==== Exercise data ====

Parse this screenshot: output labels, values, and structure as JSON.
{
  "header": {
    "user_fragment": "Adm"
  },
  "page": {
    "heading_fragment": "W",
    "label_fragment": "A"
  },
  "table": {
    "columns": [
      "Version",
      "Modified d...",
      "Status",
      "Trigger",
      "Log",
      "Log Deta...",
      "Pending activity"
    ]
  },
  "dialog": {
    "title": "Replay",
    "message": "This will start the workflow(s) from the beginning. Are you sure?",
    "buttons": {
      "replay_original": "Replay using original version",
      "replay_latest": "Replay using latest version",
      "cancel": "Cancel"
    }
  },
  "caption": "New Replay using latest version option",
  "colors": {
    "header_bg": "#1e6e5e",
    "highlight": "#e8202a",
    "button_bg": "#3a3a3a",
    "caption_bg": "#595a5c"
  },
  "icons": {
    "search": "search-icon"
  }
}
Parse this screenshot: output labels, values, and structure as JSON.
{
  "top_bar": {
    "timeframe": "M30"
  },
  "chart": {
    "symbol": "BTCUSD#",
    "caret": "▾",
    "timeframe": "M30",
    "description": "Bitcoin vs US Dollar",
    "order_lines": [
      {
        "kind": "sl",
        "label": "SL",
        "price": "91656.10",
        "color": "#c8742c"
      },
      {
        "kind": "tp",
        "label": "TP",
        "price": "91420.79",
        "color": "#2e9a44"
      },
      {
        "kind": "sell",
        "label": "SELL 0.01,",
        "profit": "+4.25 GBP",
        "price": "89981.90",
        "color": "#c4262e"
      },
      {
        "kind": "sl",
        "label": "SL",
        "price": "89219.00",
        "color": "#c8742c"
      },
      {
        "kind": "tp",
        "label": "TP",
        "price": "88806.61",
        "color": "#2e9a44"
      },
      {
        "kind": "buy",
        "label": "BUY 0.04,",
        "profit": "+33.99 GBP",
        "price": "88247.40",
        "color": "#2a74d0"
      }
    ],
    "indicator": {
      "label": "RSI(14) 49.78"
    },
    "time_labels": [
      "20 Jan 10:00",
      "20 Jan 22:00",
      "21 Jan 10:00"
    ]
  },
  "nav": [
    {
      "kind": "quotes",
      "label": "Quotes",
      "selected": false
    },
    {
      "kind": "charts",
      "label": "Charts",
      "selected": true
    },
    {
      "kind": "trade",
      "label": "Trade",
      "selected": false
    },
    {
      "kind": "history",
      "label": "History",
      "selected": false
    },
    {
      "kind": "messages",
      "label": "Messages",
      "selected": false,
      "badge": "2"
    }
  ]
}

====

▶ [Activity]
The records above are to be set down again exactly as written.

▶ [Reply]
Parse this screenshot: output labels, values, and structure as JSON.
{
  "header": {
    "user_fragment": "Adm"
  },
  "page": {
    "heading_fragment": "W",
    "label_fragment": "A"
  },
  "table": {
    "columns": [
      "Version",
      "Modified d...",
      "Status",
      "Trigger",
      "Log",
      "Log Deta...",
      "Pending activity"
    ]
  },
  "dialog": {
    "title": "Replay",
    "message": "This will start the workflow(s) from the beginning. Are you sure?",
    "buttons": {
      "replay_original": "Replay using original version",
      "replay_latest": "Replay using latest version",
      "cancel": "Cancel"
    }
  },
  "caption": "New Replay using latest version option",
  "colors": {
    "header_bg": "#1e6e5e",
    "highlight": "#e8202a",
    "button_bg": "#3a3a3a",
    "caption_bg": "#595a5c"
  },
  "icons": {
    "search": "search-icon"
  }
}
Parse this screenshot: output labels, values, and structure as JSON.
{
  "top_bar": {
    "timeframe": "M30"
  },
  "chart": {
    "symbol": "BTCUSD#",
    "caret": "▾",
    "timeframe": "M30",
    "description": "Bitcoin vs US Dollar",
    "order_lines": [
      {
        "kind": "sl",
        "label": "SL",
        "price": "91656.10",
        "color": "#c8742c"
      },
      {
        "kind": "tp",
        "label": "TP",
        "price": "91420.79",
        "color": "#2e9a44"
      },
      {
        "kind": "sell",
        "label": "SELL 0.01,",
        "profit": "+4.25 GBP",
        "price": "89981.90",
        "color": "#c4262e"
      },
      {
        "kind": "sl",
        "label": "SL",
        "price": "89219.00",
        "color": "#c8742c"
      },
      {
        "kind": "tp",
        "label": "TP",
        "price": "88806.61",
        "color": "#2e9a44"
      },
      {
        "kind": "buy",
        "label": "BUY 0.04,",
        "profit": "+33.99 GBP",
        "price": "88247.40",
        "color": "#2a74d0"
      }
    ],
    "indicator": {
      "label": "RSI(14) 49.78"
    },
    "time_labels": [
      "20 Jan 10:00",
      "20 Jan 22:00",
      "21 Jan 10:00"
    ]
  },
  "nav": [
    {
      "kind": "quotes",
      "label": "Quotes",
      "selected": false
    },
    {
      "kind": "charts",
      "label": "Charts",
      "selected": true
    },
    {
      "kind": "trade",
      "label": "Trade",
      "selected": false
    },
    {
      "kind": "history",
      "label": "History",
      "selected": false
    },
    {
      "kind": "messages",
      "label": "Messages",
      "selected": false,
      "badge": "2"
    }
  ]
}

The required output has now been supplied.